What causes pyometra?

Pyometra occurs when bacteria gets inside your pig's uterus. After your pig gives birth, her cervix will be open, and that makes it easy for bacteria to get inside and cause an infection.

What are the signs of pyometra?

Guinea pigs instinctively hide their illnesses; this habit keeps them from becoming easy prey in the wild, but in captivity, it makes it hard for you to realize when your pig is very sick. After your pig gives birth, keep a close eye on her and watch for any behavioral changes. Small changes like not being interested in her favorite foods or not wheeking when you walk into the room could be the only clues that something is wrong.

If you notice any behavioral changes, closely inspect your pig for signs of problems. If your pig has pyometra, you may notice that she has blood on her fur in her rectal area. You may also notice that there is blood on the bedding where she has urinated. You may also see pus between her back legs or crusted onto her fur.

Is pyometra serious?

Pyometra is a very serious condition, especially if the cervix closes and traps the infection inside the uterus. If the cervix remains open, pus can drain out, but if it closes, it will build up inside the uterus and may lead to uterine rupture. Uterine rupture is an emergency, as it will lead to severe internal bleeding and may be fatal.

How do vets treat it?

Like other types of infections, pyometra is treated with antibiotics. Many antibiotics are toxic to guinea pigs, as they destroy the good bacteria in the intestines, so be sure to see a vet that has experience treating guinea pigs.

In addition to antibiotics, your pig may need to be spayed. During this surgical procedure, your pig's infected uterus will be removed, along with her ovaries.

How can you prevent it?

You can prevent pyometra by keeping your pig's cage as clean as possible after she gives birth. Change the bedding frequently and make sure to disinfect the walls and floor of the cage. Cleanliness is always important, but it's especially important in the days after your pig gives birth.

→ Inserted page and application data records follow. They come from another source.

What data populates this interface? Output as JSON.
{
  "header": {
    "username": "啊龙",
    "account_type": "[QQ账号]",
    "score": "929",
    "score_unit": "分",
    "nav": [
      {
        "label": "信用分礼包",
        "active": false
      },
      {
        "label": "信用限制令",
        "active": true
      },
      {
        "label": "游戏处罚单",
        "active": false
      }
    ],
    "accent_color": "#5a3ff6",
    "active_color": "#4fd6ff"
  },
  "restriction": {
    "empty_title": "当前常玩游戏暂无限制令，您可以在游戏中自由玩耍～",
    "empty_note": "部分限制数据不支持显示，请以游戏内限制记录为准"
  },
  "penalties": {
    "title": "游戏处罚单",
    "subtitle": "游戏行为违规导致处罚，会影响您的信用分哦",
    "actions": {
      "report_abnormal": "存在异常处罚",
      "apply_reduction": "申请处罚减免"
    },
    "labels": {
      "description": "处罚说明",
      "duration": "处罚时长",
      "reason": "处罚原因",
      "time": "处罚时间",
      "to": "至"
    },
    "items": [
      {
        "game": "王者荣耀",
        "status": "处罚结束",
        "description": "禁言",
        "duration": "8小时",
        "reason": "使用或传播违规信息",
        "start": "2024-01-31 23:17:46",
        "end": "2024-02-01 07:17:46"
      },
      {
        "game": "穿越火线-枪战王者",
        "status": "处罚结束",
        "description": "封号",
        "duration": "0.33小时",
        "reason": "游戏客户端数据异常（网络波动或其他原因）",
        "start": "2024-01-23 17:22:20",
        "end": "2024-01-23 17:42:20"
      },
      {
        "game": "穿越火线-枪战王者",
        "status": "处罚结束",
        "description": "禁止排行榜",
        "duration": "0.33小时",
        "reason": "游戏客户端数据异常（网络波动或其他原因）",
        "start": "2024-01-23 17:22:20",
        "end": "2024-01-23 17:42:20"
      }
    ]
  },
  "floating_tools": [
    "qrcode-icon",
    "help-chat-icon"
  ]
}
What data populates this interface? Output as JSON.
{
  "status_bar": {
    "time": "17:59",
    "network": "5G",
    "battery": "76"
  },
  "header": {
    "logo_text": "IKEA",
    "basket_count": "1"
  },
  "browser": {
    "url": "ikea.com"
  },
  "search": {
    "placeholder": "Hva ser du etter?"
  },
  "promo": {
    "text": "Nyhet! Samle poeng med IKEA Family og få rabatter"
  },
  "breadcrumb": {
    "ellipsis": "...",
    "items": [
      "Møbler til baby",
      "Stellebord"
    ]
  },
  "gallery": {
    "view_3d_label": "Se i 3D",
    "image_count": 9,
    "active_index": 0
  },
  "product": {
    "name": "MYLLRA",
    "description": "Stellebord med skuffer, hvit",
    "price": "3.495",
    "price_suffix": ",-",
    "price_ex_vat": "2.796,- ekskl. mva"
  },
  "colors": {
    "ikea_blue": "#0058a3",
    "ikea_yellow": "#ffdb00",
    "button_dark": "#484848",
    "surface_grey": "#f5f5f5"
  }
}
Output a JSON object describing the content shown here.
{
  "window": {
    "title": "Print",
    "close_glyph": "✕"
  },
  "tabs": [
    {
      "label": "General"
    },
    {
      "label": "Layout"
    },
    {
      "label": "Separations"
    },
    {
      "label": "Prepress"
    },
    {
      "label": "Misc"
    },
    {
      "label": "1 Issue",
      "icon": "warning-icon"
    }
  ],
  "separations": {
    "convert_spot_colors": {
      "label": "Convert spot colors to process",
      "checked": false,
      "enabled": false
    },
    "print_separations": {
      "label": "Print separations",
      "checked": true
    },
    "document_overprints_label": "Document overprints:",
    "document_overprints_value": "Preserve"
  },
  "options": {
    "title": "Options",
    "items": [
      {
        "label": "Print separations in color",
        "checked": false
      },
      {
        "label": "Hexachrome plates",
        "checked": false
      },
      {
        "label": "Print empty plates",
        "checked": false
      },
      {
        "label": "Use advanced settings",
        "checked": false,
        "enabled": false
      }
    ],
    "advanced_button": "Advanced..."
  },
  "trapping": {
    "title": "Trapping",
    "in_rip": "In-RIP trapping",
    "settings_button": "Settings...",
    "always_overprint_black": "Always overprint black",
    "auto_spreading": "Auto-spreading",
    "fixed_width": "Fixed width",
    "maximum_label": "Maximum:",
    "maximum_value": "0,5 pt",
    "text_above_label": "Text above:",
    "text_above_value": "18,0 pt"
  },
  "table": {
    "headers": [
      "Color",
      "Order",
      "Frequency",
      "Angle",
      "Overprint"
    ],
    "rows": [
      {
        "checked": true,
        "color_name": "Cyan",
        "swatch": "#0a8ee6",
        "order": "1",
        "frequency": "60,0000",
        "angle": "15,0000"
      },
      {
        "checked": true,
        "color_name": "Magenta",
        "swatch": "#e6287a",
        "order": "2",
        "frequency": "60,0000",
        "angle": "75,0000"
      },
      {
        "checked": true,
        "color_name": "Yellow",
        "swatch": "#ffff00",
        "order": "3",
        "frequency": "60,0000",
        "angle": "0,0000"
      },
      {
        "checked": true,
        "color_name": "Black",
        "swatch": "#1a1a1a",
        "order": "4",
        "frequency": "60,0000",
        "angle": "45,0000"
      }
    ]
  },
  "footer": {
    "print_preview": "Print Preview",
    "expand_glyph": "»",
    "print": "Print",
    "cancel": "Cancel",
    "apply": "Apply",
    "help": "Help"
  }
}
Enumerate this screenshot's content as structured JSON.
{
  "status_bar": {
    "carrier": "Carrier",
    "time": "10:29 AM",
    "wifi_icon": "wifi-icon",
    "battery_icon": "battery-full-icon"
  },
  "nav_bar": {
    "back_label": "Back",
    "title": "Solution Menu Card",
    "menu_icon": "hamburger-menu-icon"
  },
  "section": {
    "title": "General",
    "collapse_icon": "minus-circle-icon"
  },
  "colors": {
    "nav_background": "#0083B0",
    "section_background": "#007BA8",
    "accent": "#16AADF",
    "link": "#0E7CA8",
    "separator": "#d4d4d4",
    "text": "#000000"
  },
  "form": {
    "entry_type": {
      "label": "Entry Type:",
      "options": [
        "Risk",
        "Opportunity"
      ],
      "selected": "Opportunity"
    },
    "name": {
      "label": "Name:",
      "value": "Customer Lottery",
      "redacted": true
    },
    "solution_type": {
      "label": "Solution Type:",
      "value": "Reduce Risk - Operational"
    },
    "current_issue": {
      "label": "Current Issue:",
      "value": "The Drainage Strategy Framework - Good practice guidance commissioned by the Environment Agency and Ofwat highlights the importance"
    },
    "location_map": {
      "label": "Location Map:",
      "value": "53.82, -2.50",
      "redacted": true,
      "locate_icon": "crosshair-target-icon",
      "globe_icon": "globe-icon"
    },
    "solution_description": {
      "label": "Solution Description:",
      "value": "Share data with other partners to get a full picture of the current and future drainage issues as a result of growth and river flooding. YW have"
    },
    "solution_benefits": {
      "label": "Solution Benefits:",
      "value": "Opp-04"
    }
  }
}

If you think your pig has pyometra, you need to take her to a vet right away.